And there is one example that showcases how brands can be a part of the solution and help empower women (and every person who menstruates): Based in Amsterdam, Yoni is a manufacturer of sustainable period products, ‘created with the belief that the time has come to open up, share our stories, and care for female-sex bodies at every stage of life’. Not only are their products chemical- and plastic-free but they actively work towards alleviating period poverty by making the topic a part of a much-needed conversation or donating period products to public restrooms.
There is of course, as always, also the issue of authenticity. We must keep in mind that brands strive to make profit, so how can we really trust that their inclusive advertising or feminist messaging is at the heart of the brand?
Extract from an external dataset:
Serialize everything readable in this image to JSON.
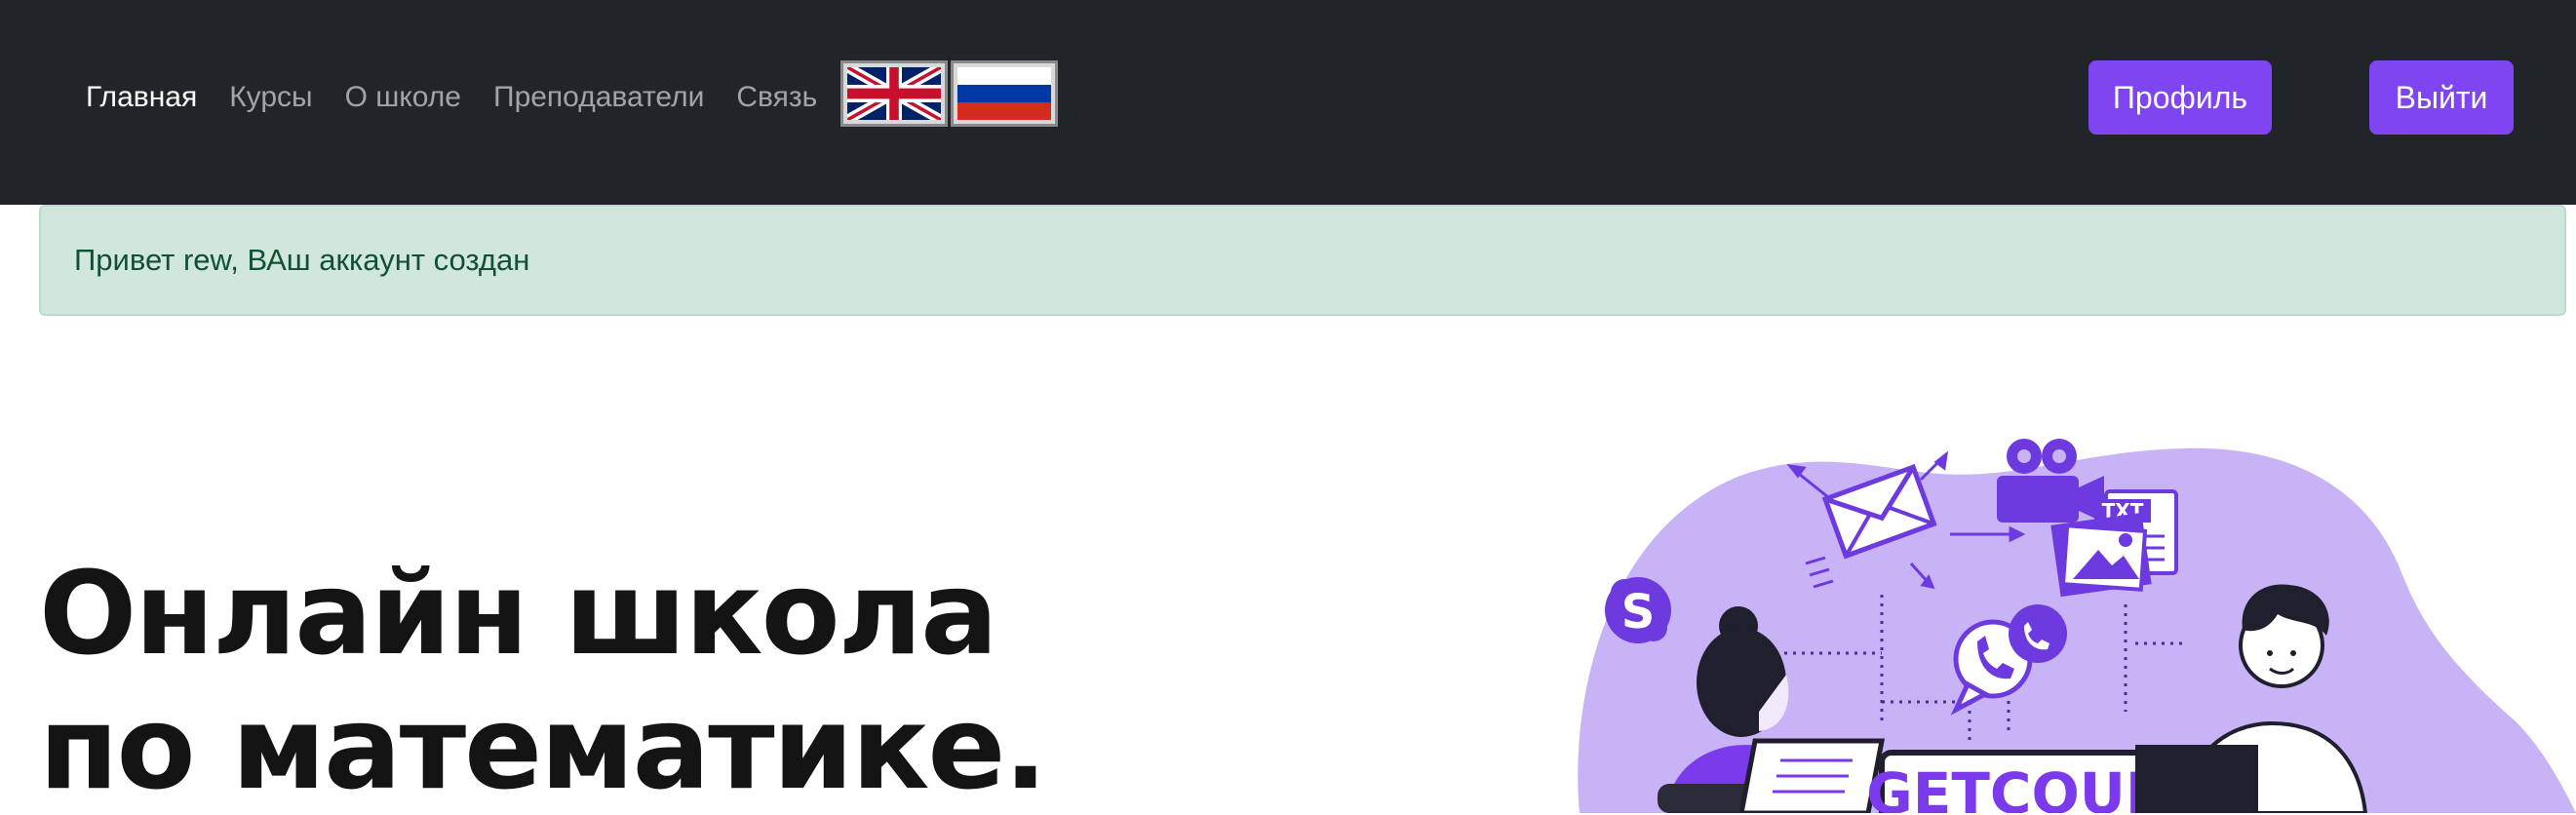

Simply speaking, this is not a job just for the Chief Marketing Officer (CMO) but for every layer of the organisation. Otherwise, Gen Z will readily spot incidents of pink-washing: Pink-washing, or simply brand noise, is when a brand reduces feminism to a hashtag on March 8th, without having real impact on the feminist movement.
A great example of an authentic brand is liquor maker Diageo, which introduced a limited special edition ‘Jane Walker’ scotch (to replace its Johnnie Walker Black Label scotch during Women’s History Month). The brand did not stop there, but donated $250,000 to women’s progress organisations, such as Monumental Women, joined the CEO Action for Diversity & Inclusion, and closed the gender gap within its organization (half of Diageo’s board is comprised of women, while 40% of the global executive team are women).
Do you remember the Kinder Surprise eggs that were targeted at boys and girls respectively? I remember this as one of the first products that made me realise that there is a discrepancy in how (new) products are targeted at and marketed towards girls and women, compared to boys and men. Why would I want the pink egg? In a time of gender-neutral bathrooms, isn’t it time to move away from men- or women-specific products?
Clearly, I am not alone with this sentiment: the latest reports show that 65% of Gen Z want a “gender neutral” search option online. Gender neutrality is the only logical consequence of our generation’s renunciation of binary gender assignments, and the increasing embrace of gender fluidity, as part of our renewed intersectional understanding of feminism.
Implications for CPG brands
Now, the question is how can your brand channel Gen Z’s intersectional approach to feminism? How can you appeal to your consumers of tomorrow and promote a more equal world?
1. Learn from the groups you want to include – that means including marginalised groups when it comes to designing new products or campaigns.
A fantastic example hereof is Tesco’s ‘Together this Ramadan’ campaign: Created by BBH London, the digital billboard features a collection of empty plates during the day, which fill up with food as the suns sets. BBH developed the campaign with diversity and inclusion consultancy The Unmistakables, and commissioned Khalil Musa, a photographer and a practising Muslim, as well as food consultant Dina Macki, to work on it. Part of the cast was selected from Muslim colleagues within the Race and Ethnicity Network at Tesco, who were also consulted throughout the campaign development.
2. Demonstrate your action transparently – if it’s a campaign about equality, show what you’re doing to create equality.
22% of Gen Z notes that a lack of transparency reduces their opinion of brands and products, more than any other generation. Be ready to share your impact on social media, through a podcast – just make sure you communicate on a platform where Gen Z can see your message.
At the end of the day, this is not an issue of political science, something to be considered only by the CMO for public appearance. From Tokyo to New York, Gen Z want to see brands from Amazon to Unilever to go beyond Super Bowl ads targeting female consumers, and create a truly equal world.